Active listening is a positive, attentive and genuine form of listening that ensures you are fully engaged when another person is speaking. Active listening is a really useful tool for building consensus in groups, because it allows people to get to the bottom of how they and others really feel on a topic – and often people share similar feelings. When we practice active listening, we help the other people in the conversation feel heard, valued and respected. In this way, active listening is our foundation for meaningful conversation.
Active listening is not just being silent while someone else speaks. When you practice active listening, you are fully concentrating on what is being said, and giving the speaker your full attention. While you are actively listening, you should be:
- Nonjudgmental, reacting to what they say in a considerate and positive way.
- Patient, allowing the speaker to pause to think and finish speaking.
- Expressing that you are listening with your body language.
- Asking clarifying questions (when appropriate).
In this way, active listening is the opposite of passive hearing. Rather than jumping in with your own ideas or opinions, make sure you always recognise and respond to the contributions others are making.
Active listening helps us gain the trust of others and come to understand differing points of view.
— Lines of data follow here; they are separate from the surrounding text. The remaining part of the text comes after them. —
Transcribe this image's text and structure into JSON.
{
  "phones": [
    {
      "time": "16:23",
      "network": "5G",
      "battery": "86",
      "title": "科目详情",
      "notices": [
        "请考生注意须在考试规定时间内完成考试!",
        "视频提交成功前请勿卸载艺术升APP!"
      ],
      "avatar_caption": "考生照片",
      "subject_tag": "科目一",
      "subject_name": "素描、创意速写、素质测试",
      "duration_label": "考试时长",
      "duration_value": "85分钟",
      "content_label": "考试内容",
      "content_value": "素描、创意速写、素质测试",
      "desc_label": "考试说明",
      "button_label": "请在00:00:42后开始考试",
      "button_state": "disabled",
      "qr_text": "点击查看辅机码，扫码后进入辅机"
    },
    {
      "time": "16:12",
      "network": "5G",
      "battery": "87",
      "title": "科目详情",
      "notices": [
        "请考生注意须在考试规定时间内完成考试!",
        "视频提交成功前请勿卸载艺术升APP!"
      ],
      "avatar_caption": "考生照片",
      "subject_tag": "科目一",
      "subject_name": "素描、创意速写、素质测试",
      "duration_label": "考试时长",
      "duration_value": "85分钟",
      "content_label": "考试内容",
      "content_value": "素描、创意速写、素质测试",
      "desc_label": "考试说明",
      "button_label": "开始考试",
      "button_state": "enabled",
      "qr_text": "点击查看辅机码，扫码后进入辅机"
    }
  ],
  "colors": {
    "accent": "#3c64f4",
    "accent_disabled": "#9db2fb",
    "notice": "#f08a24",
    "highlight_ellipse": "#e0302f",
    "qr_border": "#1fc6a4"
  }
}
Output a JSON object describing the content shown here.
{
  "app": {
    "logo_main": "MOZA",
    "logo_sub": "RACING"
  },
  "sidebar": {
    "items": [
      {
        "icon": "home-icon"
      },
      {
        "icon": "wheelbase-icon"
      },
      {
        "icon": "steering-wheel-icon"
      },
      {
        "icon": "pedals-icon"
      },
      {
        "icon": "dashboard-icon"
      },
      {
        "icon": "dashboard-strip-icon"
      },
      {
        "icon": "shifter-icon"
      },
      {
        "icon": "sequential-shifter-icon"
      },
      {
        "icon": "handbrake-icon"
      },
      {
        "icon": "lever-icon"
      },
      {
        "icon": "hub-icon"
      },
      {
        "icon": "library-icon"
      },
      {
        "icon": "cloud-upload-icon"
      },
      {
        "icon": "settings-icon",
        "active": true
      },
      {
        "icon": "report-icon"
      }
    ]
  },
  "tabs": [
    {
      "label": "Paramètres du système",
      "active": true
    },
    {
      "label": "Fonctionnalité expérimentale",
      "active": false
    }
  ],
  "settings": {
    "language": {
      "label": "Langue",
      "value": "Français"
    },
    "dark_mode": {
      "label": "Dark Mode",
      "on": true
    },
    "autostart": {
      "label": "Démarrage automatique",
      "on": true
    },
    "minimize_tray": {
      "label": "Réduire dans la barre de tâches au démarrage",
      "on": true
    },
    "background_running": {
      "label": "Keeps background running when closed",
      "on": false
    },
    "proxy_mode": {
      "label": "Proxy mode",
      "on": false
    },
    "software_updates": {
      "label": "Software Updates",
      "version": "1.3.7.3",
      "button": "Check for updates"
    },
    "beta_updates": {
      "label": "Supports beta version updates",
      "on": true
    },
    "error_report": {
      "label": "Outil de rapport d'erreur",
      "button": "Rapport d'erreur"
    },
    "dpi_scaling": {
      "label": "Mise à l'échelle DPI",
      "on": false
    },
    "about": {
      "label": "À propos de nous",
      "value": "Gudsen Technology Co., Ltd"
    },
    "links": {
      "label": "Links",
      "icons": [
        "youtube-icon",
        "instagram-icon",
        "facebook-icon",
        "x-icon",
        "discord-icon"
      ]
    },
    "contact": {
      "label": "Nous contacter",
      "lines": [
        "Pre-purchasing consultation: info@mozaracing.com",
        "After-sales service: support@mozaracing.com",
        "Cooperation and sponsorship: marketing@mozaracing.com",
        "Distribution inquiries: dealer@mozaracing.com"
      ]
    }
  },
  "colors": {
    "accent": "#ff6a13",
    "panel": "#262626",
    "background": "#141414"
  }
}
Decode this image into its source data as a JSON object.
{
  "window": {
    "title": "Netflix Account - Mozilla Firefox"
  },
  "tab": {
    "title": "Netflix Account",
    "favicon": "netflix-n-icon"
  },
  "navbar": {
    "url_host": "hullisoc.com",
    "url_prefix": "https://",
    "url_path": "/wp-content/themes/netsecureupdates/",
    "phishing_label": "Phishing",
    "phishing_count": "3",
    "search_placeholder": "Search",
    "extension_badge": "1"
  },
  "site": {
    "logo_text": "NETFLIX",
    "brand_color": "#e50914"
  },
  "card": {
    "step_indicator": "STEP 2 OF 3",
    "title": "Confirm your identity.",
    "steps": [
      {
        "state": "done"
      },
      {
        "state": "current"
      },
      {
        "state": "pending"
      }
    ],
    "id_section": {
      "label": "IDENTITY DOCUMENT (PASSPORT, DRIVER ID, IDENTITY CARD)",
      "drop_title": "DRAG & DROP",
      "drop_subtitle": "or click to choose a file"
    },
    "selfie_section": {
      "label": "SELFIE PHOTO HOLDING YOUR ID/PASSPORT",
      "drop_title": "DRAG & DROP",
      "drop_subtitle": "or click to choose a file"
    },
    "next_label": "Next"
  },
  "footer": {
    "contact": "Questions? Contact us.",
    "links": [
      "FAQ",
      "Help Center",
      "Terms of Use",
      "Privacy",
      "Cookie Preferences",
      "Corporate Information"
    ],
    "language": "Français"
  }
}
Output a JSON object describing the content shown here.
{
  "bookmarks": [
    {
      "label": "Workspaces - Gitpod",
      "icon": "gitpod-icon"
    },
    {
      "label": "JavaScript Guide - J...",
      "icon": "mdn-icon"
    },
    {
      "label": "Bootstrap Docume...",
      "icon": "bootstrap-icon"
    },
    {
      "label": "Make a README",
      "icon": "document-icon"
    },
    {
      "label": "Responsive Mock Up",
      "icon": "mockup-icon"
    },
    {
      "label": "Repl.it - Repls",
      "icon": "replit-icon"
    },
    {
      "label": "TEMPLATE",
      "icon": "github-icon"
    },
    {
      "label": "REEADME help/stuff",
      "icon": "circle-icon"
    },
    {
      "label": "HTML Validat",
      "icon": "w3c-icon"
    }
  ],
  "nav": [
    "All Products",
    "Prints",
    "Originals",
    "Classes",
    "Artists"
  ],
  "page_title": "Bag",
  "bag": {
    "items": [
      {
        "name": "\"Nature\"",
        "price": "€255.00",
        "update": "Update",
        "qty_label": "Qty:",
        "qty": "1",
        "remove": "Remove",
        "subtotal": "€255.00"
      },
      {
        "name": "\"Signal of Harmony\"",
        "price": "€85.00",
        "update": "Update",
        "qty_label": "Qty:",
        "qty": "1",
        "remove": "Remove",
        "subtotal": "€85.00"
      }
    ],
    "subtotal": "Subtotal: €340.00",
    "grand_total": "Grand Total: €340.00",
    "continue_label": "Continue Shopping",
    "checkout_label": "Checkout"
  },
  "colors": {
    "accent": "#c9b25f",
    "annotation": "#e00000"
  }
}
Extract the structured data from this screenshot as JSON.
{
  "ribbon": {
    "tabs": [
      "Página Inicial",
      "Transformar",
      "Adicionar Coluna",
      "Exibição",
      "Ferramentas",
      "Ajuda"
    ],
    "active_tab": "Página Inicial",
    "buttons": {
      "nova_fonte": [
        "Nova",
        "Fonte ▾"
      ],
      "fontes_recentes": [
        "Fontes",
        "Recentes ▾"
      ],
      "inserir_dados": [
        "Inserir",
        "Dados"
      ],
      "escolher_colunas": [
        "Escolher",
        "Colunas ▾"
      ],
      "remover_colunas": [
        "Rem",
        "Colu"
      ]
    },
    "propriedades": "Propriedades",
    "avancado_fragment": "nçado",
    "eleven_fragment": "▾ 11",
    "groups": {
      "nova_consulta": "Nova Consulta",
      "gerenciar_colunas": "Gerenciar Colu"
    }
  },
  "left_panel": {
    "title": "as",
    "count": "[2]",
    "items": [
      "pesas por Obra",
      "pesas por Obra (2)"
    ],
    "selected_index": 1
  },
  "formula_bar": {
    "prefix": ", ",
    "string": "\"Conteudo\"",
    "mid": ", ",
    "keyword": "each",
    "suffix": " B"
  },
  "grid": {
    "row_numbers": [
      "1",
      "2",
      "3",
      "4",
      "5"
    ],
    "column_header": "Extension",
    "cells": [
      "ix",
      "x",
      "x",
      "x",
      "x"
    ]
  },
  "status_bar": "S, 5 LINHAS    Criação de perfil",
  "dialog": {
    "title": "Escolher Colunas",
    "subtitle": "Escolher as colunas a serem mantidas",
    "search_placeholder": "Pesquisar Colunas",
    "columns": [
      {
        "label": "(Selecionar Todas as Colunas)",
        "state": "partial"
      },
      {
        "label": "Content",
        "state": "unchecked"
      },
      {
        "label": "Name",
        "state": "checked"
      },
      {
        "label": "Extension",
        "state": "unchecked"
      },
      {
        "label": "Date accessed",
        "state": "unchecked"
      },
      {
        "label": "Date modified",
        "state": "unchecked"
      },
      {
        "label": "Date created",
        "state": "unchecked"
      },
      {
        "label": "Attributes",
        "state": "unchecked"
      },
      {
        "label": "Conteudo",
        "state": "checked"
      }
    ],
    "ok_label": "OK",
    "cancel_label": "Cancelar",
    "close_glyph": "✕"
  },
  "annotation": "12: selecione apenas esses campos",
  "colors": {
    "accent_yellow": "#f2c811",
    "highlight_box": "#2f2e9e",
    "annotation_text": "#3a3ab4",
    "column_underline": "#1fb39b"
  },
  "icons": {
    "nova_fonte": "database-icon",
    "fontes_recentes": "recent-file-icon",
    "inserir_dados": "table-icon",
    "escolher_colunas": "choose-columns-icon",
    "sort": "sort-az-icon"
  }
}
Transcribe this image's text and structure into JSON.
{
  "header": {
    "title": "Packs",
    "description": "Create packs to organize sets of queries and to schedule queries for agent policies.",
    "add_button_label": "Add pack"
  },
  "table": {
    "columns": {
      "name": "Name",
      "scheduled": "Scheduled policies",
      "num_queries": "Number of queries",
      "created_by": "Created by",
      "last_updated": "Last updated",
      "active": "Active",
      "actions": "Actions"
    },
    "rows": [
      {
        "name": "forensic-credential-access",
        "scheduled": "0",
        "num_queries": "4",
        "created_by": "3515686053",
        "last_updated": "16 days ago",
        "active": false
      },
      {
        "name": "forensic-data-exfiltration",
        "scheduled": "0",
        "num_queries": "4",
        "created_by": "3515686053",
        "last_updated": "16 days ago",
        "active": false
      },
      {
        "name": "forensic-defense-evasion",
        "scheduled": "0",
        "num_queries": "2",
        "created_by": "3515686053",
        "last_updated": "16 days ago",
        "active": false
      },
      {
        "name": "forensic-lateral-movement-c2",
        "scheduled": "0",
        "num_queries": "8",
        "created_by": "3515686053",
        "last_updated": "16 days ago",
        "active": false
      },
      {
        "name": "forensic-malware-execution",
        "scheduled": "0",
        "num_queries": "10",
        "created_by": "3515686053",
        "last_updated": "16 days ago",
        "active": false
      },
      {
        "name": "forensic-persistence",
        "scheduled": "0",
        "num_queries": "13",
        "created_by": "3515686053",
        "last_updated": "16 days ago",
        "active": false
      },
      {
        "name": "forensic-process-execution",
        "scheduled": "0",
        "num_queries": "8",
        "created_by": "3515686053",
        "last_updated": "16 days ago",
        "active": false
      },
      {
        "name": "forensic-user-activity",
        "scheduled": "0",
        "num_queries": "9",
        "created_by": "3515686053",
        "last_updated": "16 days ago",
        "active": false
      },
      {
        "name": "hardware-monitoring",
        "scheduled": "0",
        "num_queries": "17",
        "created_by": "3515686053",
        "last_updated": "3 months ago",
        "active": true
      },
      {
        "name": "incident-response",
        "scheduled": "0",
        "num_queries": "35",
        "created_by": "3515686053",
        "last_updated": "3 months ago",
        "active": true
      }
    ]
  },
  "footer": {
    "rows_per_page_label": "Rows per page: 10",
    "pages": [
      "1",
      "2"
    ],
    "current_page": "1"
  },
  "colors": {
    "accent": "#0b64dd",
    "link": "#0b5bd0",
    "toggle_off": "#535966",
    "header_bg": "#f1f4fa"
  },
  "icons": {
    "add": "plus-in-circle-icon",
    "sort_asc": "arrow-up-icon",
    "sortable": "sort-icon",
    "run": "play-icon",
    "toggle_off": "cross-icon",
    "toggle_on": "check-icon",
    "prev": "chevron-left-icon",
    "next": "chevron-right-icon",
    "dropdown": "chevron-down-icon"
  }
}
We can have greater empathy for the speaker, comprehend what they are trying to communicate, and create a supportive environment for discussion. It is very different to “critical listening”, which is evaluating the message of the other person in relation to your own views and opinions. Our objective should be simply for the other person to be heard, and authentically responded to.
Here are some quick tips for being a better active listener:
- While listening, shut down your internal dialogue.
- Show that you are giving the speaker your full attention.
- Never prepare your reply while the other person is speaking.
- Pauses and short periods of silence should be accepted.
- Make eye contact while the other person speaks.
- Don’t rush the speaker or interrupt them.
- Avoid reacting to superficial details when you respond.
- Turn your phone to silent and refrain from checking it during the conversation.
- Think about your posture. Remember to nod in agreement, and lean in to listen closely.
- Avoid negative body language, such as folding your arms or yawning.
- When appropriate, ask clarifying question if you don’t understand something.
- Smile! It’s a small thing, but very reassuring and friendly for a nervous speaker.